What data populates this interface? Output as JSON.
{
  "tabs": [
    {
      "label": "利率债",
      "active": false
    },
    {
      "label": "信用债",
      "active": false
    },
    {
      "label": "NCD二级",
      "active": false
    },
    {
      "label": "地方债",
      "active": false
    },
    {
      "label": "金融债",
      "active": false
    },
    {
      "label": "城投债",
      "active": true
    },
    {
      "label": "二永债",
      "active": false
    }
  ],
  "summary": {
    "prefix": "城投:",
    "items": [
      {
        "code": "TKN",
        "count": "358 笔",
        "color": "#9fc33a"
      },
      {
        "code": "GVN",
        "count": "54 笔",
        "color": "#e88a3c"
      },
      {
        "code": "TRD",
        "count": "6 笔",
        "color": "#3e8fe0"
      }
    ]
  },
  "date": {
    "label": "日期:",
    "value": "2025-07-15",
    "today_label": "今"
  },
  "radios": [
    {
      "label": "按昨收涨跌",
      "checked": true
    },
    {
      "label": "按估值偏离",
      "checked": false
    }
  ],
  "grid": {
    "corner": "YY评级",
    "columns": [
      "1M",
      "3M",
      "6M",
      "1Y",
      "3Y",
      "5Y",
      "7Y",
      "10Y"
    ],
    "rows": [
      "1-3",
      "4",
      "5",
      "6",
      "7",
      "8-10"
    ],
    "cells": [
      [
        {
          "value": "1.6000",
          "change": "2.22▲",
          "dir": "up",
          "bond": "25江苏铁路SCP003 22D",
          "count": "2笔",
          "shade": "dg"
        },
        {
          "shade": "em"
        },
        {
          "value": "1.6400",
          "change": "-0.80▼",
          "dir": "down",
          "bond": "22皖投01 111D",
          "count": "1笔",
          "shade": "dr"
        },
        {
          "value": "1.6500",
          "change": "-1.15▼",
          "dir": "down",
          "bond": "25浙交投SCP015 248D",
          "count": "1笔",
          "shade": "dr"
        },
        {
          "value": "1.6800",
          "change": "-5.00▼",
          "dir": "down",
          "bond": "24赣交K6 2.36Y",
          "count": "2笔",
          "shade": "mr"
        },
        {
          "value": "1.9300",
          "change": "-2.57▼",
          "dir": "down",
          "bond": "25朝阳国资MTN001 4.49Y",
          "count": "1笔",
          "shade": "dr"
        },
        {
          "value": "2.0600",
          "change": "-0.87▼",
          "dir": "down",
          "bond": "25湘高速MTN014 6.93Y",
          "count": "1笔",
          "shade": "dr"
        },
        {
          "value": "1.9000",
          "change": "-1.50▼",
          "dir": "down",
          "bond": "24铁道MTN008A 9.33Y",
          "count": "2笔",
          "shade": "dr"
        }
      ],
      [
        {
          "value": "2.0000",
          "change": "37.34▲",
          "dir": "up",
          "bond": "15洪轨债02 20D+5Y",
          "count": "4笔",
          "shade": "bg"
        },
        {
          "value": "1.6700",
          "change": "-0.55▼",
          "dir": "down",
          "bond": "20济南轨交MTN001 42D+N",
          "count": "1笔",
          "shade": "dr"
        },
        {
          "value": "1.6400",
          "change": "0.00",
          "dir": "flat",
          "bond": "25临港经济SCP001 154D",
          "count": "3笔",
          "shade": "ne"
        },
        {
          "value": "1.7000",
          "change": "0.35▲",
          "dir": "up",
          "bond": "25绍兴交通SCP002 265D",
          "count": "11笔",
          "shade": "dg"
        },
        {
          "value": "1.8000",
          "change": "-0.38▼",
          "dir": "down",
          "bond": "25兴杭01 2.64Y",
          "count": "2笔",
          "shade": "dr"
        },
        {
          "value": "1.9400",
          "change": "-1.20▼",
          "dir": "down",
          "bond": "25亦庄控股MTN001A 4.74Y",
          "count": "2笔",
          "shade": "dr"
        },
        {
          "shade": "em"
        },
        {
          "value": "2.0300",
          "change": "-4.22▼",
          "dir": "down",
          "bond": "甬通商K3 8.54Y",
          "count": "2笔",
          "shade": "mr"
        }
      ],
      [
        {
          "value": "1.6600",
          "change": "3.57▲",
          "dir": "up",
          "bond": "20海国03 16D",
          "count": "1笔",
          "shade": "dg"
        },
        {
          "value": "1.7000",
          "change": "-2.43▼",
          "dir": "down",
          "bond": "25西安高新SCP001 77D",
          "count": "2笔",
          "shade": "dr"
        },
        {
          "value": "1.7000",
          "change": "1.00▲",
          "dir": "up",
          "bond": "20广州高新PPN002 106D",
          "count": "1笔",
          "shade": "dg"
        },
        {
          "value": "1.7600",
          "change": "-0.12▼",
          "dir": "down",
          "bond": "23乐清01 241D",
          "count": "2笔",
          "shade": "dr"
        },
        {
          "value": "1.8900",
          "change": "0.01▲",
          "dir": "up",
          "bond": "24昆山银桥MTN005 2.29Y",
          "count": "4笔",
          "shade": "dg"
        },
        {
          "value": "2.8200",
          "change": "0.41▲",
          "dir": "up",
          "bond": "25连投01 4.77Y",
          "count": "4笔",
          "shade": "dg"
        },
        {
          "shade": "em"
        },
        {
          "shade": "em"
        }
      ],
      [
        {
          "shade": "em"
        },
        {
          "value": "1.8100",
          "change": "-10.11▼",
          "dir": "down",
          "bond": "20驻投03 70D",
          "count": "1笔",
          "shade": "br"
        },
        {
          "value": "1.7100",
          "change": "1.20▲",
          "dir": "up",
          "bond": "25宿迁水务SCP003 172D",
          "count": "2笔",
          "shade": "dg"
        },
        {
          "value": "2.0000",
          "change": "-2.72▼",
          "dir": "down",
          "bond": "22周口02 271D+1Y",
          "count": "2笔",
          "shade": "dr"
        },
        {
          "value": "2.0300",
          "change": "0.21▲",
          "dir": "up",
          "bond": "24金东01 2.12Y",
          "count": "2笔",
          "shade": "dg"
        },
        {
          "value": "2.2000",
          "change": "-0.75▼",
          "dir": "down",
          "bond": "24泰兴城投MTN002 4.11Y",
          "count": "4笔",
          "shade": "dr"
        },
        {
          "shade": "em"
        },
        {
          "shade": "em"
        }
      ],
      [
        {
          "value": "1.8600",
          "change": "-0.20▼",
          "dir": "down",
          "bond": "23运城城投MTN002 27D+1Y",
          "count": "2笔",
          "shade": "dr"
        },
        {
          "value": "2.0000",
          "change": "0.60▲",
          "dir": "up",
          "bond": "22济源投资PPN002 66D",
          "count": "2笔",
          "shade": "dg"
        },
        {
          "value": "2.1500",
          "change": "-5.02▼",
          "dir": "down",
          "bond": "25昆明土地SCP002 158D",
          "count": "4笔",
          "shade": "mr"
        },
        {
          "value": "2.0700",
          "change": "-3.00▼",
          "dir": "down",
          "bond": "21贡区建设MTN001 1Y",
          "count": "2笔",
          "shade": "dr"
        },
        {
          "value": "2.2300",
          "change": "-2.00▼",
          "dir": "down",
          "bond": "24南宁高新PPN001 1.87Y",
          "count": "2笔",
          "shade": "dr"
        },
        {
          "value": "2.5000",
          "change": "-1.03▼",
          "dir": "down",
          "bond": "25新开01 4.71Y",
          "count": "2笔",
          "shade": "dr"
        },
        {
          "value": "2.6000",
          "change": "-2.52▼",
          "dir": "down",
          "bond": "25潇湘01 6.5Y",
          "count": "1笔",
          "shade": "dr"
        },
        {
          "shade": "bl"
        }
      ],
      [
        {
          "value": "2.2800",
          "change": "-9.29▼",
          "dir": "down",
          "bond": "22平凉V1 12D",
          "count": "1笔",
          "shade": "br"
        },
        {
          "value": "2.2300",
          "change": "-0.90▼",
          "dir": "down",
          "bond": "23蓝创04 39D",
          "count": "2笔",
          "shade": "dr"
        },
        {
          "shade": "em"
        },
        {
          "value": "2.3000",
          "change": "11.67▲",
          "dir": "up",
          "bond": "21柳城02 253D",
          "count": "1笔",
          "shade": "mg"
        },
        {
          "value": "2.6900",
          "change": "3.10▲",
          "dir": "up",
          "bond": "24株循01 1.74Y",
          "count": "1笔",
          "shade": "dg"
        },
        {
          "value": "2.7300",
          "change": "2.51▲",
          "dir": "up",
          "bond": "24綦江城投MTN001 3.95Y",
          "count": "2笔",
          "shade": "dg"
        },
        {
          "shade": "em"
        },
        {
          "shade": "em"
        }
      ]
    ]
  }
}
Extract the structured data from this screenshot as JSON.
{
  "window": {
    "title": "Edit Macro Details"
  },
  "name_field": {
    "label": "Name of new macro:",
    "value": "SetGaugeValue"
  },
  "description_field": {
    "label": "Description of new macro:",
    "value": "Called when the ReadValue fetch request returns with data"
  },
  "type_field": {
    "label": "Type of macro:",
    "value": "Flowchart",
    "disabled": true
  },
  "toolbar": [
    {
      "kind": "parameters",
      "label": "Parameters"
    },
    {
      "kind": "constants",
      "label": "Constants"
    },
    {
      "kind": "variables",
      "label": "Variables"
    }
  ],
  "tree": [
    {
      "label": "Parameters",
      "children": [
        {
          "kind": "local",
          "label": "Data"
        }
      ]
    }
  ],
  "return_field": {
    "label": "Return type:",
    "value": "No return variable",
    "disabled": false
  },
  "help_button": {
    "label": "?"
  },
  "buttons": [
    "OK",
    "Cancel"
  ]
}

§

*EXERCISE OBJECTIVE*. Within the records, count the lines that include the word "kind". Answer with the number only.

*ANSWER SECTION*. 4